The Federal Reserve aims to fight inflation by raising interest rates. This translates into higher borrowing costs for homebuyers and credit card users.
In the fourth quarter, U.S. credit card balances rose $52 billion, the biggest quarterly jump in 22 years of New York Fed data, but they’re still down $71 billion from the end of 2019.
Credit card delinquency rates in the United States rose to 1.62% from a more than three-decade low of 1.48% in the second quarter of last year, still far from the peak of 6 .6% reached in the first quarter of 2009, the end of the Great Recession, according to the St. Louis Fed.
“For this year, consumer spending should remain resilient,” said Zhou, the economist at Bank of America. “For next year it’s a little less certain – and certainly towards the second half of next year, that’s when the risk of a bigger downturn in consumption may arise. “
Boeing CEO Dave Calhoun said Wednesday airline demand for new planes is picking up thanks to a resurgence in travel demand.
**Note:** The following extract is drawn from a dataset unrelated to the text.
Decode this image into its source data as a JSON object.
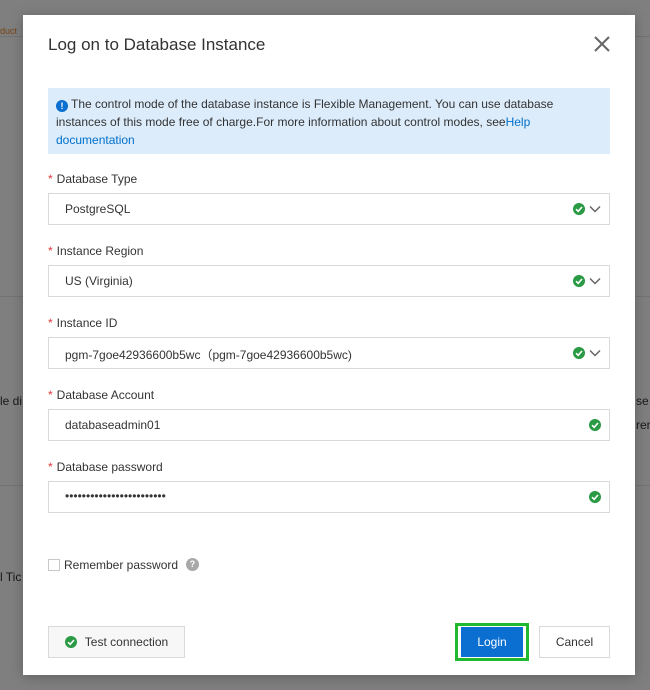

Still, it’s unclear whether Americans will continue to splurge on travel in the coming months or reach a point where they cut back.
“That second year, when inflation starts to weigh on consumers’ pockets, that’s when those numbers really start to matter to us,” Calhoun said in an interview with “Squawk on the Street.” from CNBC.
For now, many consumers, like Cindy Maher, a 58-year-old woman who owns a leadership development consulting firm and lives in Bloomfield, Connecticut, feel comfortable enough to maintain their spending habits.
“I don’t cut back,” she said. “I’m just complaining about the prices.”
Maher said she noticed nearly $7 loaves of bread and it cost $70 to fill her car’s gas tank. But she said that in her two-income household, she could absorb those costs.
“My heart goes out to those in low paying jobs,” she said.
–CNBC Amelie Lucas and John Rosevear contributed to this article.